Another issue this root has is the high amount of small roots. This particular root isn't as bad as some, but commonly after transplanting feeder roots sprout out and woodsgrown or transplanted roots often have twice the number as do truly wild (including properly grown wild simulated) roots do. The reason this is important is that all of those small roots are worth going market price while attached to the main root. However, once they break off, they become fiber (or fines). Fiber is only worth about $125/lb last I checked. That means if I buy roots with more fiber, I lose more money. Wild ginseng normally has about 7-8% fiber compared to about 14% for woodsgrown and transplanted roots. So, in a $700/lb market, transplant or woodsgrown roots mathematically result in a loss of $40 per pound more than wild because of fiber.
A third issue common with woodsgrown and transplanted roots for which I have no pictures at the moment is thick necks. Thick necks are a classic characteristic of cultivated and woodsgrown/transplanted ginseng. Any time it appears like you have tried to cheat the system and produce something less than natural, sooner or later it will cost you.
Wild ginseng normally has thin necks and a small size/age ratio.
Here is a picture of a nice small bulby root. Notice how petite the neck is. For a root that is over fifteen years (likely over 20 years), it isn't very big. So, when you bring a dealer a bucket full of ginseng that weigh about an ounce each, they have necks as thick as my thumb and are only six or seven years old -expect a reduced price.
A nice top dollar lot of green ginseng.
Here is a picture of a nice collection of green root. Notice the excess dirt is washed off so the color of the skin can be easily observed. The lot is larger in size generally, and most of the roots possess desirable shape, wild character, and age.
Another important thing to consider is the fact that collections of ginseng need to look similarly. If we have a few roots with excessive fine roots, are scrubbed until they are nearly white, or are not washed at all and are just dirty, those will not 'fit' into a collection. Fit is something that causes roots which otherwise by themselves might look ok to be picked out of a lot. Some dealers deal in different quality roots. A dealer who deals in the higher quality market cannot afford to buy commercial quality root for the same price s/he buys higher quality roots. Commercial quality ginseng is commercial quality ginseng. No matter how old it is, or how big it is, or how much trouble you went through to find it -its natural character will never change.

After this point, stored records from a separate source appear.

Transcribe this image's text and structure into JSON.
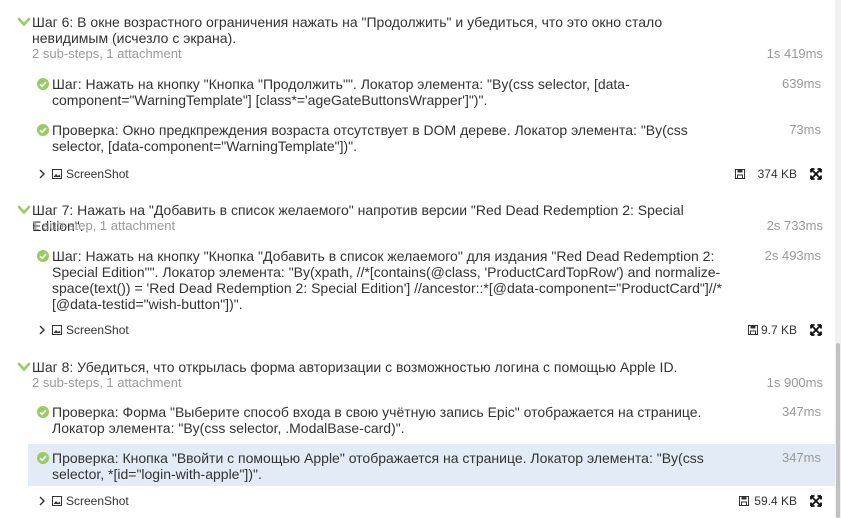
{
  "steps": [
    {
      "title": "Шаг 6: В окне возрастного ограничения нажать на \"Продолжить\" и убедиться, что это окно стало невидимым (исчезло с экрана).",
      "meta": "2 sub-steps, 1 attachment",
      "duration": "1s 419ms",
      "substeps": [
        {
          "text": "Шаг: Нажать на кнопку \"Кнопка \"Продолжить\"\". Локатор элемента: \"By(css selector, [data-component=\"WarningTemplate\"] [class*='ageGateButtonsWrapper']\")\".",
          "duration": "639ms"
        },
        {
          "text": "Проверка: Окно предкпреждения возраста отсутствует в DOM дереве. Локатор элемента: \"By(css selector, [data-component=\"WarningTemplate\"])\".",
          "duration": "73ms"
        }
      ],
      "attachment": {
        "name": "ScreenShot",
        "size": "374 KB"
      }
    },
    {
      "title": "Шаг 7: Нажать на \"Добавить в список желаемого\" напротив версии \"Red Dead Redemption 2: Special Edition\".",
      "meta": "1 sub-step, 1 attachment",
      "duration": "2s 733ms",
      "substeps": [
        {
          "text": "Шаг: Нажать на кнопку \"Кнопка \"Добавить в список желаемого\" для издания \"Red Dead Redemption 2: Special Edition\"\". Локатор элемента: \"By(xpath, //*[contains(@class, 'ProductCardTopRow') and normalize-space(text()) = 'Red Dead Redemption 2: Special Edition'] //ancestor::*[@data-component=\"ProductCard\"]//*[@data-testid=\"wish-button\"])\".",
          "duration": "2s 493ms"
        }
      ],
      "attachment": {
        "name": "ScreenShot",
        "size": "9.7 KB"
      }
    },
    {
      "title": "Шаг 8: Убедиться, что открылась форма авторизации с возможностью логина с помощью Apple ID.",
      "meta": "2 sub-steps, 1 attachment",
      "duration": "1s 900ms",
      "substeps": [
        {
          "text": "Проверка: Форма \"Выберите способ входа в свою учётную запись Epic\" отображается на странице. Локатор элемента: \"By(css selector, .ModalBase-card)\".",
          "duration": "347ms"
        },
        {
          "text": "Проверка: Кнопка \"Ввойти с помощью Apple\" отображается на странице. Локатор элемента: \"By(css selector, *[id=\"login-with-apple\"])\".",
          "duration": "347ms"
        }
      ],
      "attachment": {
        "name": "ScreenShot",
        "size": "59.4 KB"
      }
    }
  ],
  "colors": {
    "check": "#97cc64",
    "chevron": "#97cc64",
    "highlight": "#e3ebf7",
    "muted": "#999999"
  },
  "icons": {
    "step": "chevron-down-icon",
    "passed": "check-circle-icon",
    "attachment": "image-icon",
    "size": "floppy-disk-icon",
    "expand": "expand-icon"
  }
}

So, it is up to us what we bring to market. If we want to see higher prices, we need to select the roots we chose to dig carefully, dig them with patience and care, handle them professionally, and get them to the dealer in good condition. I cringe when I see people walking up to the scale with a plastic bag full of ginseng bouncing off their leg as they walk. Get the plastic shoe boxes from the local department store. They cost about a dollar, the lids are not air tight, and you can stack them without damaging the ginseng on the bottom.
Always remember this word of advice that was given to me. Every root we dig either increases or decreases the value of our collection. If we take our obligation to conserve wild ginseng seriously, and bring only the highest, well handled collections to the market, we must selectively harvest. We just cannot dig every legal plant we see. This one change alone will ensure that you will always get top dollar for your ginseng.~Brad